(Editor: Nancy Dess)
Which facial features lead to classification of a face as male or female?
The eye and brow region have been identified as particularly influential when viewing
a face straight on (Campbell, Benson, Wallace, Doesbergh, & Coleman, 1999). Specifically,
the vertical distance between the eye and the brow affect the gender classification of pictures
of faces directly facing the camera.
Children and adults often report that they base their
judgments of gender on features such as hair length or clothing. However, hair
length can be long or short on a man or a woman, and men and women do wear
similar types of clothing. Despite the potential for confusion, people reliably
categorize individuals in the absence of information about hair or clothing.
This study explores the role of facial features in cueing gender
In this study, participants view photographs of faces (hair
and neck covered) presented in three conditions: 1) full view - the full face
is visible, 2) eyes only - only the eye and brow region are visible, 3) mouth
only - only the mouth and chin regions are visible. Participants are asked to
identify the gender of each stimulus and to indicate their confidence in their
There are two independent variables:. facial
cues, with three levels (i.e., full face, eyes only, mouth only), and , gender,
with two levels (male faces, female faces). This design produces the six
different conditions defined by this 3 x 2 within-subject factorial design, 8
male and 8 female models appear with the full face view, eyes only view, and
mouth only view.
Participants identify whether the face is male

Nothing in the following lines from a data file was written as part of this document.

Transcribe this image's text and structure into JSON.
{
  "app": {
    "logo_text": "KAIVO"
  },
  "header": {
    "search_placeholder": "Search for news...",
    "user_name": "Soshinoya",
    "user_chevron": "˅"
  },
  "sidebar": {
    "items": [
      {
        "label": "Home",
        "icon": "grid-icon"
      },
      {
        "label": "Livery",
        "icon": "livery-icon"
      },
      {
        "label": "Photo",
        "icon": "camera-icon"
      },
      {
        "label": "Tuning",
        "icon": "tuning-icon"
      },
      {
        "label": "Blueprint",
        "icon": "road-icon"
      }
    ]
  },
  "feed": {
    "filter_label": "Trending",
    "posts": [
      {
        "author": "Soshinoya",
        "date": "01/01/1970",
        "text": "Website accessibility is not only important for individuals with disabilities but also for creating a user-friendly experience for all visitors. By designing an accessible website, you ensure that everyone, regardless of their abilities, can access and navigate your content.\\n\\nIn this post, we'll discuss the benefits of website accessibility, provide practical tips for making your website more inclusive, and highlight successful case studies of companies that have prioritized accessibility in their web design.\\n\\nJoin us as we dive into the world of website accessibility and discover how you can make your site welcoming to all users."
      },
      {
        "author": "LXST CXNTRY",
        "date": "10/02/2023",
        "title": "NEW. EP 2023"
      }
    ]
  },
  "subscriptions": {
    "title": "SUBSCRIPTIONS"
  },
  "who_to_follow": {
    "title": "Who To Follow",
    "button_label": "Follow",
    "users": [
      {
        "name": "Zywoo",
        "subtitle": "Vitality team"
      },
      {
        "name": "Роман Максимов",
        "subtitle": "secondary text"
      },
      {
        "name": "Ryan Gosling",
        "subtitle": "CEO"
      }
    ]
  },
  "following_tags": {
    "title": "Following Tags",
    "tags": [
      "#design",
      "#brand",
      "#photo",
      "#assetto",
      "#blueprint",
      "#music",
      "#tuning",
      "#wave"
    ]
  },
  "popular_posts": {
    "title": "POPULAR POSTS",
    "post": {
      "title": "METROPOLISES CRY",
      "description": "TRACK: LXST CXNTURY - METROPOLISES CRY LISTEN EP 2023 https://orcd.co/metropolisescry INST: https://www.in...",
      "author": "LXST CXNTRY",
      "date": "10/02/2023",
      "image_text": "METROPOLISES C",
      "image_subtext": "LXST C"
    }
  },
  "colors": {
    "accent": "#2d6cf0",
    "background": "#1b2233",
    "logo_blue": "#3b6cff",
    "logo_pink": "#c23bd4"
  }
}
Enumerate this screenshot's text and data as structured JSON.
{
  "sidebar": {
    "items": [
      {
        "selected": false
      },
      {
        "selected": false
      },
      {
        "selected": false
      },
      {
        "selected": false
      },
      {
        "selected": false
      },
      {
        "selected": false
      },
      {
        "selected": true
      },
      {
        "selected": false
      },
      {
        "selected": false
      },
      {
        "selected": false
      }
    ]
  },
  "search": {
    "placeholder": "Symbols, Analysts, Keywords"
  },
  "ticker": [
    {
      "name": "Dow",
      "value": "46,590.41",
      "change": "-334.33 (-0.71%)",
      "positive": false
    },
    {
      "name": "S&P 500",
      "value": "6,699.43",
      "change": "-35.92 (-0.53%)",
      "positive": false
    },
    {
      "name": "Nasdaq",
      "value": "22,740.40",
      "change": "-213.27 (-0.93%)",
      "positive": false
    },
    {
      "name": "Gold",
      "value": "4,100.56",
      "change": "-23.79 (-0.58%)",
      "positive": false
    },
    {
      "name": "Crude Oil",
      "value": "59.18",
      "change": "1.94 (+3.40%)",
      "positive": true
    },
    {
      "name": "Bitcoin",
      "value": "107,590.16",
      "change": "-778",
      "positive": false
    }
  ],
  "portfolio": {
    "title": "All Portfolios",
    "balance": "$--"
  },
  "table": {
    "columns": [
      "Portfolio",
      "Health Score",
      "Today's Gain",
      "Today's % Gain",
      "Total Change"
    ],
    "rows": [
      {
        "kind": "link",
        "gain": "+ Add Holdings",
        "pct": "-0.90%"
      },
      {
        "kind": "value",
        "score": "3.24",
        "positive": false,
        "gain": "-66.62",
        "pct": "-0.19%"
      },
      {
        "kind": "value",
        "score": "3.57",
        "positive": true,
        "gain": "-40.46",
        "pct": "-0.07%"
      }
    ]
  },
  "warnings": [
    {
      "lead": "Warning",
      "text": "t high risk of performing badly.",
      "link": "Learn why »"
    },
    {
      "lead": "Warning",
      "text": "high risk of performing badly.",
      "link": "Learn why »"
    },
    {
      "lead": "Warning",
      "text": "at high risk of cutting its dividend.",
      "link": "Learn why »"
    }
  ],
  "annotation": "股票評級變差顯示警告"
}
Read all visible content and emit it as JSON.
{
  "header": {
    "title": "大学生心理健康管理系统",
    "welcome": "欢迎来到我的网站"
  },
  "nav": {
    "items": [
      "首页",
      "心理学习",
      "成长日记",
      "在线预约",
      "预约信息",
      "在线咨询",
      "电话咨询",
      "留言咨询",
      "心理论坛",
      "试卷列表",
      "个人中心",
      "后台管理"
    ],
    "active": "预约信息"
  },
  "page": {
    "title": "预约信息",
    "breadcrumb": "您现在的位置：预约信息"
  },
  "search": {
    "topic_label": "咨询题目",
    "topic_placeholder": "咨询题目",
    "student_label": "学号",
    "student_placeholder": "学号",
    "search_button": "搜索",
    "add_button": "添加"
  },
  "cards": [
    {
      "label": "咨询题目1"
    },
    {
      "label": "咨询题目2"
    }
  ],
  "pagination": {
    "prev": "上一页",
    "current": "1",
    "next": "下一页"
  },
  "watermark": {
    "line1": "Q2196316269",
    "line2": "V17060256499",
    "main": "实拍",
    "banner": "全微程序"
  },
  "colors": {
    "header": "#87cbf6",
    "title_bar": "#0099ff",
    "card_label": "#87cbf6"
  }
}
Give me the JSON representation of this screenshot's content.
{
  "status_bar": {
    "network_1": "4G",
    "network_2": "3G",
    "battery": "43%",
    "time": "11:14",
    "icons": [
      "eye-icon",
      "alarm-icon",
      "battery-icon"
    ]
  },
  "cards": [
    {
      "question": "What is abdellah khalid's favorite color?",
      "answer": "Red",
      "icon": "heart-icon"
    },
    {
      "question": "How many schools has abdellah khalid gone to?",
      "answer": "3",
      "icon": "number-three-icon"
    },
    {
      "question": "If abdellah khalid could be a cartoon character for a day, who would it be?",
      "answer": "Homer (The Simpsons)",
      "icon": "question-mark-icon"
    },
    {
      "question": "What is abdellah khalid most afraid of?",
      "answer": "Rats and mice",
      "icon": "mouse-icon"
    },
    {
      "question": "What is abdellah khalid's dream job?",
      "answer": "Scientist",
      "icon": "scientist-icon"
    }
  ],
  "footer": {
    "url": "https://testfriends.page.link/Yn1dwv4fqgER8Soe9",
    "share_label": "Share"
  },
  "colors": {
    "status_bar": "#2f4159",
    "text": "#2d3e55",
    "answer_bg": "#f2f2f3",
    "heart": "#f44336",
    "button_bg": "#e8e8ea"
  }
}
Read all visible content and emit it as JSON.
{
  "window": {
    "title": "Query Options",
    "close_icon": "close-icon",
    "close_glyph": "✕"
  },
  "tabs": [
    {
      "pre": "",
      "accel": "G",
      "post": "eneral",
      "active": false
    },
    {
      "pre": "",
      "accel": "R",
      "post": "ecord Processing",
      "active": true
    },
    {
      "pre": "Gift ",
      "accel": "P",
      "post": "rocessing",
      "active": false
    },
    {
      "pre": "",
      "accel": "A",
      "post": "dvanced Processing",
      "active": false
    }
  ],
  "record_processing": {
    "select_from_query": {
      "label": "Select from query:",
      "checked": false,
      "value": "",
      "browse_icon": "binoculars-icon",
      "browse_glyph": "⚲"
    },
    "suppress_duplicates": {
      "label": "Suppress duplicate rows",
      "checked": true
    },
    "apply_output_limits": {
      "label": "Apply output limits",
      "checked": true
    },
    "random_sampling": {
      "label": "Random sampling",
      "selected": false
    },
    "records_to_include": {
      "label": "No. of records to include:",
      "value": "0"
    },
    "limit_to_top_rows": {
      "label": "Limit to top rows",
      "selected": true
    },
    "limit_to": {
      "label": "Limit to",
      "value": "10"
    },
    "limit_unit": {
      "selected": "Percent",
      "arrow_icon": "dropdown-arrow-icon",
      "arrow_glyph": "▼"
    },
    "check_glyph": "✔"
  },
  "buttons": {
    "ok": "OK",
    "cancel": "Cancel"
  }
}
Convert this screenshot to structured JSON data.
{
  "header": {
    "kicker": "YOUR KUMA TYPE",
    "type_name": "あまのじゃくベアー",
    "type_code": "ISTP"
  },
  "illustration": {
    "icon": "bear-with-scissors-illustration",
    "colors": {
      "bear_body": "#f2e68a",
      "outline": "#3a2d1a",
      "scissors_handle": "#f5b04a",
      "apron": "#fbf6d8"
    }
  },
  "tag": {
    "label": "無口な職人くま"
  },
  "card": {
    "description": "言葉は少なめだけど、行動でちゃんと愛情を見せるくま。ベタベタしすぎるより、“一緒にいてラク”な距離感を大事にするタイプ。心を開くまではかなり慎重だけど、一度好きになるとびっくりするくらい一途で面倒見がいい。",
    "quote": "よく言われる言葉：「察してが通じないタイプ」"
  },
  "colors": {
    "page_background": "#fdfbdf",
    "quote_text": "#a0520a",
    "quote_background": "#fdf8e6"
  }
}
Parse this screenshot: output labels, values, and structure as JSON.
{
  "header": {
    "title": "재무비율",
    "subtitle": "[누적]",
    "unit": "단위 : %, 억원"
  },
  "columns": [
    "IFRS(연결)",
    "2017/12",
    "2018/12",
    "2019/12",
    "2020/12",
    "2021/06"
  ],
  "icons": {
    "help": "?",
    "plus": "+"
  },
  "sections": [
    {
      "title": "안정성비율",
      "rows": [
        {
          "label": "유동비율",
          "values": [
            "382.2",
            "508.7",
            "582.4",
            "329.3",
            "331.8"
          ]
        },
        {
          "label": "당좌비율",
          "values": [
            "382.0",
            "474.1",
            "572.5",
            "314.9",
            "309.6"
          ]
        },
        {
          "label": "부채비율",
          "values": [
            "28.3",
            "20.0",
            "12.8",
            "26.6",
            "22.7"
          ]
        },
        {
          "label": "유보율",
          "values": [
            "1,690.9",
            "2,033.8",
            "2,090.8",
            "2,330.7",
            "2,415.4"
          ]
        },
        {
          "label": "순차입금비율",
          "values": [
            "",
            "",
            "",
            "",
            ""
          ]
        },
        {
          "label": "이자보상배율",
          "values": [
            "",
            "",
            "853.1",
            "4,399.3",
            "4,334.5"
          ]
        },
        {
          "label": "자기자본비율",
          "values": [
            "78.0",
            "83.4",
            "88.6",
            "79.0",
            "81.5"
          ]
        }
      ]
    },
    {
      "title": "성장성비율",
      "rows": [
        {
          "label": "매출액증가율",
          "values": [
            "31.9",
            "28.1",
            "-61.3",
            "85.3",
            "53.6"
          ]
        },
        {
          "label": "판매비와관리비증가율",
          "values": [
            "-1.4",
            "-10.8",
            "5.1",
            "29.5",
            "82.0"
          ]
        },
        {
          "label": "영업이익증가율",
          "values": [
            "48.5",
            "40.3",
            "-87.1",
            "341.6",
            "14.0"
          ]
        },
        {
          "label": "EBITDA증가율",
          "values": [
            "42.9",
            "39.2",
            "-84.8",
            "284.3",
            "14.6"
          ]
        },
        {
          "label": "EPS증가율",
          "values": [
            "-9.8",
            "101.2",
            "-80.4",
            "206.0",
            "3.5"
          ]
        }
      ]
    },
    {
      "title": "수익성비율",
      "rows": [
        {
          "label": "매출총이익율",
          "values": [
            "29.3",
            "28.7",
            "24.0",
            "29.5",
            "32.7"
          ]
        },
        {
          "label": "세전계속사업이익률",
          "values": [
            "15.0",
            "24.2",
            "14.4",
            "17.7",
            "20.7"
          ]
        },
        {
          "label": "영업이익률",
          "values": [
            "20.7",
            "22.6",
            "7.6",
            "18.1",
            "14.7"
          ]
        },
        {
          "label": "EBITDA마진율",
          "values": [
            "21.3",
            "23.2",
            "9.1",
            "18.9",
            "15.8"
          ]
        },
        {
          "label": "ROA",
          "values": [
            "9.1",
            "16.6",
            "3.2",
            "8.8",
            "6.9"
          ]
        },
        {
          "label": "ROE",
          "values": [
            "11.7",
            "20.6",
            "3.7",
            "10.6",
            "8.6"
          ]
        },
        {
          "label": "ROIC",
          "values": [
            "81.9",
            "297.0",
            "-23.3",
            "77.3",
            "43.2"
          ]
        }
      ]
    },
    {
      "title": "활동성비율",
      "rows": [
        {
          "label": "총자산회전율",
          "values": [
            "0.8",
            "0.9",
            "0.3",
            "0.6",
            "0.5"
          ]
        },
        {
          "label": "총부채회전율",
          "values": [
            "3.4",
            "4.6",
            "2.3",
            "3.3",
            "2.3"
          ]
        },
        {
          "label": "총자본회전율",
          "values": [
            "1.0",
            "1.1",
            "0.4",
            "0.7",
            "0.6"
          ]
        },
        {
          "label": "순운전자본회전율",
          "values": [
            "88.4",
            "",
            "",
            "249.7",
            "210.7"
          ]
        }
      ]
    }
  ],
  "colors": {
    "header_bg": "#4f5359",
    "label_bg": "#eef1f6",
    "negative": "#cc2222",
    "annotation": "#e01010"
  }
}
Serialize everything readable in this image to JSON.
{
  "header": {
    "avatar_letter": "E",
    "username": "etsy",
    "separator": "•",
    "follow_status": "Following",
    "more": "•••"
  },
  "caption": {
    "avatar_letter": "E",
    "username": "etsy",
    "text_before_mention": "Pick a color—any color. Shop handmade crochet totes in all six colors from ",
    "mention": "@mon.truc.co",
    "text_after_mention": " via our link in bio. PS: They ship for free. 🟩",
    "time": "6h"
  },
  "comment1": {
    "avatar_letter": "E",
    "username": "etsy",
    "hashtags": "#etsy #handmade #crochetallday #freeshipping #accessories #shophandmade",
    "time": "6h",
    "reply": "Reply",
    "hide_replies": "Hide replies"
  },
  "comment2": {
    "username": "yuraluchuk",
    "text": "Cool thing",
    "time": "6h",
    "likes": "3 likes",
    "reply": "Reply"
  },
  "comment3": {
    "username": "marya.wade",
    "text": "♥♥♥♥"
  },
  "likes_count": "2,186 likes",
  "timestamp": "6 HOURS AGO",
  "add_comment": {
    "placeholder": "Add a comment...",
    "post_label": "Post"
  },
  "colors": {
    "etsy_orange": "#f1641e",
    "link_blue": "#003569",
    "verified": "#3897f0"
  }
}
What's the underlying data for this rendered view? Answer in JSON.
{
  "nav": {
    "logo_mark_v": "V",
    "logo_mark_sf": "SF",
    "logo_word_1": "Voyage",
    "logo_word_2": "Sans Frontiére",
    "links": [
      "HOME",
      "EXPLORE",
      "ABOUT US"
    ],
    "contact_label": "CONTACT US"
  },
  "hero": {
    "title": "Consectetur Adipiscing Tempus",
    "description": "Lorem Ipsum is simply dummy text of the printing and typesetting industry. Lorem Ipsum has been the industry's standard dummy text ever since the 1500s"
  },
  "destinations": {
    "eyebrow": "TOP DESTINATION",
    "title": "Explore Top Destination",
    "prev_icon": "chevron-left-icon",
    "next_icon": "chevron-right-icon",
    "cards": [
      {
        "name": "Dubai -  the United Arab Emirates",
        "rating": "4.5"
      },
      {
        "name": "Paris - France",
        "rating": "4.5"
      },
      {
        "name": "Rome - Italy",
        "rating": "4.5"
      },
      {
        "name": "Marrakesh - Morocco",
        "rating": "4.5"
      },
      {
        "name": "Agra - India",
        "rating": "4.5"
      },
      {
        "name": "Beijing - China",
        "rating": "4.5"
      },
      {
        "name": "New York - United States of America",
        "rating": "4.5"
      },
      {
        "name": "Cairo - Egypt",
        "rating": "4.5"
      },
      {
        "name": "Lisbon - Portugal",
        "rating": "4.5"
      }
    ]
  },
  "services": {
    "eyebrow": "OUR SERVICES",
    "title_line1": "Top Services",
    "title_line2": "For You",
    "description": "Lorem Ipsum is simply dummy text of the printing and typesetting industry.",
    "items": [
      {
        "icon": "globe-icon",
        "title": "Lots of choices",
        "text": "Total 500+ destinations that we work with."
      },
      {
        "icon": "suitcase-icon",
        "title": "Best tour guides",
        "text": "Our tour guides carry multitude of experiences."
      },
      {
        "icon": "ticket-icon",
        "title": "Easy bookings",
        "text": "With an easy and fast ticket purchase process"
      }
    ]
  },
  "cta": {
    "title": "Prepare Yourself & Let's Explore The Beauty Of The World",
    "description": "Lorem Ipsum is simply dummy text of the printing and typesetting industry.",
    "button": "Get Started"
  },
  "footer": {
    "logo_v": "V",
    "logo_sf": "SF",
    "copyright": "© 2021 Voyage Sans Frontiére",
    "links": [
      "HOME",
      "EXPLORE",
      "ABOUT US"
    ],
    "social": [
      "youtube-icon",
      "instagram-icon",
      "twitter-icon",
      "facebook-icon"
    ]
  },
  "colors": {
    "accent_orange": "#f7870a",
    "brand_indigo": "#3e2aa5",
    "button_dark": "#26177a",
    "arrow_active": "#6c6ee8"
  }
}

or female and rate their confidence in this evaluation. Thus, the dependent
variables are accuracy in identification of gender of faces, and confidence in
the accuracy of responses.
The data file includes the following variables for each participant, in this order: UserID; ClassID; participant gender, age, and hand preference; date of data collection; number of correctly classified faces followed by associated confidence rating for photos of female "eyes," female "mouth," female "full face," male "eyes," male "mouth," and male "full face."
An excerpt of the data is shown in Figure 1.
In this experiment, gender is treated as a dichotomous (either/or) variable: face gender (IV) is defined as either male or female, and face perception (DV) is measured as 'male' or 'female.' In many cultures, species and situations, gender often appears to function this way. For instance, when asked to check a box "M" for male or "F" for female on an application form, most people answer effortlessly. However, gender can be experienced, conceptualized, and operationally defined as consisting of more than two categories (e.g. male, female, intersexed) or as varying along one or more continuous dimensions (e.g. masculinity, femininity, androgyny). Because gender powerfully shapes people's feelings about themselves and others and their roles in society, careful consideration of the possible meanings of gender and implications for its scientific study is warranted. An additional issue relevant here concerns how faces differ other than gender. Attractiveness, age, ethnicity, and other variables influence face perception and could influence how easily or confidently faces are categorized as male or female. Thus, controlling for variables such as these may affect the outcome of studies of gender perception.
Campbell, R. Benson, P.F., Wallace, S. B., Doesbergh, S., & Coleman, M. (1999).
More about brows: How poses that change brow position affect
perceptions of gender. Perception, 28, 489-504.
Carey, S., & Diamond, R. (1977). From piecemeal to configural representation
of faces. Science, 195, 312-314.